“Why u pressuring the hands dem weh done dem pon jaw? Look how much money reggae and dancehall draw; food vendors bartenders pawty a dem income fi pay bills cuz nuttin nuh politics nuh bring come. Jamaica known round the worl’ as a pawty kingdom. So when the jerk chicken, soup and nuh corn naw self how the light a go stay on inna the place weh we dwell?”
This is the cry from entertainer Bling Dawg on behalf of the dancehall fraternity, for the authorities to take a balanced approach to the enforcement of the Noise Abatement Act, which seeks to protect citizens from noise created by sound systems at night, but which has potential disastrous consequences for dancehall.

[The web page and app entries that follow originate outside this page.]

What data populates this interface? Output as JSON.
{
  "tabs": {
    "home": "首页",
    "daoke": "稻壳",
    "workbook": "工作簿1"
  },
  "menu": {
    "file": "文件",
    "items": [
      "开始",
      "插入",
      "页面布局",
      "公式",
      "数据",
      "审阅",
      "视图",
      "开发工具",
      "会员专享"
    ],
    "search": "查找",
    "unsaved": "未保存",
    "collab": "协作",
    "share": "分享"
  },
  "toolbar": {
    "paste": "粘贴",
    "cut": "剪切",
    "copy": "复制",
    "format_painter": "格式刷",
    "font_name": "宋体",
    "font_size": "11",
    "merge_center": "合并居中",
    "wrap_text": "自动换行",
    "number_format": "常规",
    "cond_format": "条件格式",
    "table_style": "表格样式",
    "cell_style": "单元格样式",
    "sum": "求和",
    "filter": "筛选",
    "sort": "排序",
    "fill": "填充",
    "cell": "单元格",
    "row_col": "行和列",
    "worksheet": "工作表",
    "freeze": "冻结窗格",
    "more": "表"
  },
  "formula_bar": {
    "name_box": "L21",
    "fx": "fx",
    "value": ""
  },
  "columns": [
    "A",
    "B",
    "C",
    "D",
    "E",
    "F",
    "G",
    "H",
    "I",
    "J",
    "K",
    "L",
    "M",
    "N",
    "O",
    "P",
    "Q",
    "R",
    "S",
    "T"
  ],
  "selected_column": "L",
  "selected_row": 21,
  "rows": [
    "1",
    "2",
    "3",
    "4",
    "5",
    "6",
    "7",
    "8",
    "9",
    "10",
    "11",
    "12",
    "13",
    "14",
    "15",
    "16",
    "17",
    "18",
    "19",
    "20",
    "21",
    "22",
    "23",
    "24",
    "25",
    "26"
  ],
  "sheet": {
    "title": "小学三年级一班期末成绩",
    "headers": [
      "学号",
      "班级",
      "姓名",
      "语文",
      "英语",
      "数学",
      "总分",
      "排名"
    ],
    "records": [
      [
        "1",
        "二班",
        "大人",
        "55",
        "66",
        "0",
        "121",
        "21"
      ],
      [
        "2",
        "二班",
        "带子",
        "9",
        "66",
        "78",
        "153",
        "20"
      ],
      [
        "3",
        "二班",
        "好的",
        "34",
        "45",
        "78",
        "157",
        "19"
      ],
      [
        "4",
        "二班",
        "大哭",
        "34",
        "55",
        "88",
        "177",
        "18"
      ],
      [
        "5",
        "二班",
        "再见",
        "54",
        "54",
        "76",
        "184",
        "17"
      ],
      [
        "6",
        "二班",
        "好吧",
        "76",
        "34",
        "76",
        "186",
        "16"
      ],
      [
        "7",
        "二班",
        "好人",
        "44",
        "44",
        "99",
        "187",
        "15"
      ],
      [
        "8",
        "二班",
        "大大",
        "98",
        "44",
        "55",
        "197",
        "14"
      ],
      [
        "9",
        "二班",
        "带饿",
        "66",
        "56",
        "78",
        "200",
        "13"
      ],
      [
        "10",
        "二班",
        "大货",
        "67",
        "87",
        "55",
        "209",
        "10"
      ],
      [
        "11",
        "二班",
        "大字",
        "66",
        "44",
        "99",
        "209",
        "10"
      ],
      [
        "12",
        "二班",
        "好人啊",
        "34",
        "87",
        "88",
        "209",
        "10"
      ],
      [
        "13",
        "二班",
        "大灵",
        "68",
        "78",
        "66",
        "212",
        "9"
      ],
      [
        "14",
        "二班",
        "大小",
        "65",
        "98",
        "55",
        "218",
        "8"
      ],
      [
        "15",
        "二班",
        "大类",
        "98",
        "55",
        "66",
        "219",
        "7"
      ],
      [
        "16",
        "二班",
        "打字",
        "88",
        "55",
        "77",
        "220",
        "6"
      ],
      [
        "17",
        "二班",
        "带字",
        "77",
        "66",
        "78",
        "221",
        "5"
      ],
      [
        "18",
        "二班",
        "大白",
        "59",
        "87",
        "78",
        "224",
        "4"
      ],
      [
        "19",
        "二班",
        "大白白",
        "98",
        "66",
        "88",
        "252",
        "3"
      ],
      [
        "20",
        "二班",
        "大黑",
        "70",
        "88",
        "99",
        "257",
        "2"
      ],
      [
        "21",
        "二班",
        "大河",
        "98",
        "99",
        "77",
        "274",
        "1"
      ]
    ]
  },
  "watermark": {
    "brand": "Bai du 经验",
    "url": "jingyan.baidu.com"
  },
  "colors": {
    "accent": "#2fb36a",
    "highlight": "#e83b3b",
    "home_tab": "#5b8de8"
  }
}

Just recently, the police announced plans to step up their enforcement of the law. Commissioner Police Owen Ellington also indicated recently that show promoters who book entertainers who are deemed a bad influence will be denied permits, and that permits will not be granted for dances set for areas with a history of violence.
However, in a song titled Letter to the Government, Dawg urged authorities not to destroy the industry just for the sake of enforcing the law. That, he says, was his primary inspiration for the song that while not yet officially released has been getting steady airplay in the past few days.
“From the other day I see them implementing stronger enforcement on the 2 o’clock lock-off for the dance and the inspiration that me get,” said Bling Dawg. “I just felt like it was a better idea if you write a letter because if you write a letter you have more things you can say than in an eight-bar or 12-bar song.”
Bling Dawg, who had a recent release called Run Out with Bounty Killer, believes the time has come for the stakeholders in the entertainment industry to come together to protect their interests which are under threat. “This is like the whole collective energy for the industry to come together; dancers, singers, producers, sound owners, promoters, even the liquor companies because on a nightly basis they sell a tremendous amount of liquor,” he said. “We’re not bashing anybody but we should have peace of mind to know that we can talk to save our food.”
He is calling for compromise, confident that a solution can be found that everyone can live with.
According to the ‘letter’: ‘Compromise but a nuh every decision weh yuh mek even propa pon the mission, dark only destroy we vision, please just use yuh discretion and rememba a nuh every ghetto relish inna weapon. Some born poor it nuh really hard fi recon the next way fi get rich is fi hitch pon the second. Hand pon the wall weh di clock nuh waan deh pon. Politics a yawd outshine religion but still we find peace tru the dance. Mek we patronize wi own nuh badda sweep tru the dance. Hardship, reality me see it tru mi glance, unuh cutting tourism when unuh locking off the dance. (Pree dat!)’
The entertainer believes the industry needs to speak with one voice in defending the rights of people within the industry. “It can’t depend on me alone. I am just a voice but we need the collective energy of the whole fraternity as a voice,” he said. “Me cyan go inna house a Parliament go talk so I have to put it out in my hub where me can talk as the voice of the people.”